AES Cayuga, on the eastern shore of the lake

The AES Cayuga electrical generating station operates in the Town of Lansing, on the east shore of Cayuga Lake. This coal-fired plant uses Cayuga Lake as a cooling source. In the late 1960s, citizens successfully opposed the construction of an 830-MW nuclear power plant on the shore of Cayuga Lake.[1][2][3][4]

Rod Serling named his production company Cayuga Productions during the years of his TV series, The Twilight Zone. Serling and his family had a summer home at Cayuga Lake.[5]

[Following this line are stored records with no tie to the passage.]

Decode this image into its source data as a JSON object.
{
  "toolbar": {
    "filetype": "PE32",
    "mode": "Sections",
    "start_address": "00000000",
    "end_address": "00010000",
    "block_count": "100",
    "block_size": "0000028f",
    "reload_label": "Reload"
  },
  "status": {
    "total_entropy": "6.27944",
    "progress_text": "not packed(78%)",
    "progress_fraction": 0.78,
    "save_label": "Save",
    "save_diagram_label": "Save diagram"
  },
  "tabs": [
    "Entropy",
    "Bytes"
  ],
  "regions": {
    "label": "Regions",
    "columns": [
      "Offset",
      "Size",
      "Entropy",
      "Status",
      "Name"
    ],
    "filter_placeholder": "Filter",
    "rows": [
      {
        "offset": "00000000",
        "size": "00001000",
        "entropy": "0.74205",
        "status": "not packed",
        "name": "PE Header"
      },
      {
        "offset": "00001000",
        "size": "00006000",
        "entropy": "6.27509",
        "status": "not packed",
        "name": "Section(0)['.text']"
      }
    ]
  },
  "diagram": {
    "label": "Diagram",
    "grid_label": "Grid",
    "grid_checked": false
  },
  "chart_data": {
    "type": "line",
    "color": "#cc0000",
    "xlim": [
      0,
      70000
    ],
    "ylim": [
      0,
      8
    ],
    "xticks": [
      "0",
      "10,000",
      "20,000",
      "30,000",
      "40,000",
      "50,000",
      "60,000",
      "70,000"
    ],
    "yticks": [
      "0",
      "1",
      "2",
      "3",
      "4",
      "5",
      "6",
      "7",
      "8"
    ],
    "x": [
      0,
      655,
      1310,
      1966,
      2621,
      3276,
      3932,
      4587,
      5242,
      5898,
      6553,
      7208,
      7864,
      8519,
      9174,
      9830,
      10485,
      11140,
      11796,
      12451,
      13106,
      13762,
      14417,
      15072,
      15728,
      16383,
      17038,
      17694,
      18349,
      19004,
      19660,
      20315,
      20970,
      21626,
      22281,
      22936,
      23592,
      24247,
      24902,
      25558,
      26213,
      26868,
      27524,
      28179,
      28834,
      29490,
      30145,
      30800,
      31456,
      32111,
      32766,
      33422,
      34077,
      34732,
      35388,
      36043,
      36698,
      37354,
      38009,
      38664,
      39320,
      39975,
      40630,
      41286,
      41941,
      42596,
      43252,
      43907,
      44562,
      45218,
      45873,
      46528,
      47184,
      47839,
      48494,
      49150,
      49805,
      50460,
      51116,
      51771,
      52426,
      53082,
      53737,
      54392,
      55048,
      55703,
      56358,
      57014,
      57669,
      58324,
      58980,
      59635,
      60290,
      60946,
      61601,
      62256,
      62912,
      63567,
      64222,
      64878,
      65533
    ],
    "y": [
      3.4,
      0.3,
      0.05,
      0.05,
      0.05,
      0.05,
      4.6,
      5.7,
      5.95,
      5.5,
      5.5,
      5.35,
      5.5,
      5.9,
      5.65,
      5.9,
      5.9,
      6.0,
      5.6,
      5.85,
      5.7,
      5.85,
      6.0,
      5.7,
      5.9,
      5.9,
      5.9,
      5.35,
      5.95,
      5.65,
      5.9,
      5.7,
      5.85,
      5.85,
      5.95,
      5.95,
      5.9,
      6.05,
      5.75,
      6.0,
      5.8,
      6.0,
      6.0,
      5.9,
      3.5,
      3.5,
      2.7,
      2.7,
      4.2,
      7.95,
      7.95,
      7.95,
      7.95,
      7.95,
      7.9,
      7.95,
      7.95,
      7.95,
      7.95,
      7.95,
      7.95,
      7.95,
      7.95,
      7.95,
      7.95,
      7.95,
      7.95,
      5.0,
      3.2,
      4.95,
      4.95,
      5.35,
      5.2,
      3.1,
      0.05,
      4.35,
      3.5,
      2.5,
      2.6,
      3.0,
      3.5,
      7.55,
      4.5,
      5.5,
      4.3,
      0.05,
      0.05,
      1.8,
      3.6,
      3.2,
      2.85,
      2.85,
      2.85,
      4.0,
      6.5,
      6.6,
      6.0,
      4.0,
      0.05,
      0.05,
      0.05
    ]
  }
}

Folklore[edit]

Cornell West Campus and Cayuga Lake as seen from McGraw Tower.

The lake is the subject of local folklore. Cornell's alma mater makes reference to its position "Far Above Cayuga's Waters", while that of Ithaca College references "Cayuga’s shore".

A tradition at Wells College in Aurora holds that if the lake completely freezes over, classes are canceled (though for only one day).[6] According to Wells College records, this last happened in 1979. However, other sources suggest that the only time the entire lake froze over solid end to end in the 20th century was in 1912.,[7][8]

Cayuga Lake, like nearby Seneca Lake, is also the site of a phenomenon known as the Guns of the Seneca, mysterious cannon-like booms heard in the surrounding area. Many of these booms may be attributable to bird-scarers, automated cannon-like devices used by farmers to scare birds away from the many vineyards, orchards and crops. There is however no proof of this.[citation needed]

Wine[edit]

See also: Cayuga Lake AVA

Cayuga Lake is included in the American Viticultural Area with which it shares its name. Established in 1988,[9] the AVA now boasts over a dozen wineries, four distilleries, a cidery, and a meadery.[10]

See also[edit]

References[edit]

  1. ^ "The Role of Experts in a Nuclear Siting Controversy"
  2. ^ Chain Reaction pp. 262-264.
  3. ^ Wolfgang Rudig (1990). Anti-nuclear Movements: A World Survey of Opposition to Nuclear Energy, Longman, pp. 126-127.
  4. ^ Jim Falk (1982). Global Fission: The Battle Over Nuclear Power, Oxford University Press, p. 94.
  5. ^ http://www.rodserling.com/FAQ.htm
  6. ^ The Student Life Office (2007). "Wells College Student Traditions". Wells College (Official Site). Wells College. Retrieved 2008-01-16. 
  7. ^ New York Times February 19, 1912 CORNELL SKATERS DROWN page 1
  8. ^ Anthony Ingraham, "Does Cayuga Lake Freeze Over?", February 13, 2013.
  9. ^ Code of Federal Regulations. "§ 9.127 Cayuga Lake." Title 27: Alcohol, Tobacco and Firearms; Part 9 — American Viticultural Areas; Subpart C — Approved American Viticultural Areas. Retrieved Feb. 6, 2008.
  10. ^ "Wineries". Cayuga Lake Wine Trail. Retrieved 26 June 2011. 

External links[edit]